While I still stand behind this critique, I have become more open to certain (slightly) more skeptical views, including those arguing for a vaccination campaign focusing more on the vulnerable and less on the whole population, with more space for individual choice.

As long as there are diverse media outlets, I am convinced that it’s okay to let your values play a role in which topics you pick and which angles you chose – as long as you are clear about it and keep an open mind to other perspectives, stakes and alternatives. In fact: pretending your values do not impact your work, is in a way befooling your audience.

That doesn’t change the fact that we should be striving for balance and stay close to the science. Which becomes discomforting every now and then, when authorities are hesitant or even reluctant to keep up with the scientific evidence.

But through repetition of the basic public health science and updating it when deemed necessary, science journalism became a sobering, critical and influential voice in the public debate during the pandemic. More than ever, it became clear we had real impact. It made me think. Shouldn’t we be more at the forefront in other extraordinary and urgent debates that are currently taking place, about climate, the environment and other impacts of globalization and modern society as well?

We certainly deserve to. But we should also be wary. Our increasing influence might come at a price. Angry mobs on social media or annoyed politicians and scientific advisors are something most of us can deal with. But the more important our role becomes, the fiercer the reactions we can expect. 

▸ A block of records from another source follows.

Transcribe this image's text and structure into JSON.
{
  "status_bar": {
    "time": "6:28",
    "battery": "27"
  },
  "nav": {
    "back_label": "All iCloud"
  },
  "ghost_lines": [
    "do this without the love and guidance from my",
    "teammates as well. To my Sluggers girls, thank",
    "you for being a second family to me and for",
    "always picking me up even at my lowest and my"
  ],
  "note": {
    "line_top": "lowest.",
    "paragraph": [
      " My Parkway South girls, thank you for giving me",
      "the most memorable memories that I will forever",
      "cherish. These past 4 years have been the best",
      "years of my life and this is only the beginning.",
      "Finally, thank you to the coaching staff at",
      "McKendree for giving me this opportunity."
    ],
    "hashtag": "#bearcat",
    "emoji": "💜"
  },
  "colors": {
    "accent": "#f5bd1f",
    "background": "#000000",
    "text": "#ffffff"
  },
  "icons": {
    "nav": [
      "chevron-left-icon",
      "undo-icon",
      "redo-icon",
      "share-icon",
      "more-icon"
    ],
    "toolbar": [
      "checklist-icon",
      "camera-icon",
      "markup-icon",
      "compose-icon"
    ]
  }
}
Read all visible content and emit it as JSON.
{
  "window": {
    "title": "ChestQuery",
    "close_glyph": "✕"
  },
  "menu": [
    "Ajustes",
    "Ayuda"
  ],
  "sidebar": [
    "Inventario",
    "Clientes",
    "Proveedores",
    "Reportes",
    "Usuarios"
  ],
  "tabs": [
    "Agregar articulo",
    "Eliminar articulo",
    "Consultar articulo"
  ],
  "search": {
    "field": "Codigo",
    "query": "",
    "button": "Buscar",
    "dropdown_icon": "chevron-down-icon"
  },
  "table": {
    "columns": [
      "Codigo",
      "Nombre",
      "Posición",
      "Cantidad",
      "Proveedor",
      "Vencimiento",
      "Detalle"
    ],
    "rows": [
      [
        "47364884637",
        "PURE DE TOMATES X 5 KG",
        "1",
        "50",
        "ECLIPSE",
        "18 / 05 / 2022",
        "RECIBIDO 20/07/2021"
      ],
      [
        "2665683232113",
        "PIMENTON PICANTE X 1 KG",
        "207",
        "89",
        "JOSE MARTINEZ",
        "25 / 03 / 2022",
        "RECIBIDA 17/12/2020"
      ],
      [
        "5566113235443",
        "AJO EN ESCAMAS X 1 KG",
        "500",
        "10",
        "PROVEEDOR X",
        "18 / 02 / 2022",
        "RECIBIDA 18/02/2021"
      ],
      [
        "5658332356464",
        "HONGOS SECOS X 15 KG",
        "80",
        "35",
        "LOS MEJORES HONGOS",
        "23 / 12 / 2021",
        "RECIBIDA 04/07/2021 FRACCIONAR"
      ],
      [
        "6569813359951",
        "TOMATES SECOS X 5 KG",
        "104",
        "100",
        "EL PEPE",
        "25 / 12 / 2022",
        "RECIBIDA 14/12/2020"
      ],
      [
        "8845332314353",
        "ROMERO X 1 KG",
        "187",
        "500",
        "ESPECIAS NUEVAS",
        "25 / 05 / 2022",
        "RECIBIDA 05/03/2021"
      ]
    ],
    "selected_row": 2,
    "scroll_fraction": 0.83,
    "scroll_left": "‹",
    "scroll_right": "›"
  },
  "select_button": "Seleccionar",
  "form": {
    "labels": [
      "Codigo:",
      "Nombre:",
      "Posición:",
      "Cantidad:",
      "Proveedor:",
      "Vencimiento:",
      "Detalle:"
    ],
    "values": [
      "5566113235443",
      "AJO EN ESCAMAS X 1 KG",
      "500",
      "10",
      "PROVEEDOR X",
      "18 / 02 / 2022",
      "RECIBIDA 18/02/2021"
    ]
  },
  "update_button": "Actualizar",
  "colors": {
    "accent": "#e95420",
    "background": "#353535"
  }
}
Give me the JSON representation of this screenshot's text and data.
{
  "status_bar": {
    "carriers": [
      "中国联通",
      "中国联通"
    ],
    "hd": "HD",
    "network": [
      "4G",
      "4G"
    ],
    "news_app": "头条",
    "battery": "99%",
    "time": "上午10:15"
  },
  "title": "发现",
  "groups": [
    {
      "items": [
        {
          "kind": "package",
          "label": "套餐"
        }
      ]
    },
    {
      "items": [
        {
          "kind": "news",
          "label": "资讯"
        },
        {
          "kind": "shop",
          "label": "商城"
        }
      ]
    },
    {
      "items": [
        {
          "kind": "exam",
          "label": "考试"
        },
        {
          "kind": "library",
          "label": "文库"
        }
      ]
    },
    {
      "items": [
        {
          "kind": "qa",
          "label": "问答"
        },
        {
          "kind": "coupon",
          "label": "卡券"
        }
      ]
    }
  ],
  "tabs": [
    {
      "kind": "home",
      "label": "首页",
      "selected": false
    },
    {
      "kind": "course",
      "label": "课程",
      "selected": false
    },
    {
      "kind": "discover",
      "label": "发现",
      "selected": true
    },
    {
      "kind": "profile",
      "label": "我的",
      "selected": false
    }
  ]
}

This is what Lise Barneoud experienced while covering the COVID-19 vaccinations in 2021. Living in the French countryside, she had already become aware of the strong antivaccination sentiments in her village. When a neighbor who already had been targeting her started harassing her again and did not stop when she clearly asked him to, she eventually decided to go to the police and press charges agains the neighbor. So far, she hasn’t experienced any further harrassment, but she is still anxious about meeting him on the street. To not make things worse, she decided to no longer discuss her articles and underlying ideas openly in her village. It made her sad, but she felt she had no other chroice, trying to protect her family. “This has really given my job an element I wasn’t familiar with,” Barneoud said.

So yes, the pandemic has shown how crucial and relevant our work is, but as our importance grows, so will forces mobilized against us. Are we up for the task? Well, according to the panel, we’re still getting ourselves together. Pistoi called the session in Leiden a sort of self-help group. “It has been intense,” Pistoi said. “I can say I haven’t really processed it yet.”


Jop de Vrieze is an Amsterdam-based science journalist whose focus is global health, infectious disease and other medical topics where science, politics and society clash. Together with his wife Zvezdana Vukojevic he received a 2016 AAAS Kavli Science Journalism Gold Award for a piece in NRC Handelsblad about what caused the death of their stillborn son Mikki and how the system could be improved to prevent his from happening to other children and their parents.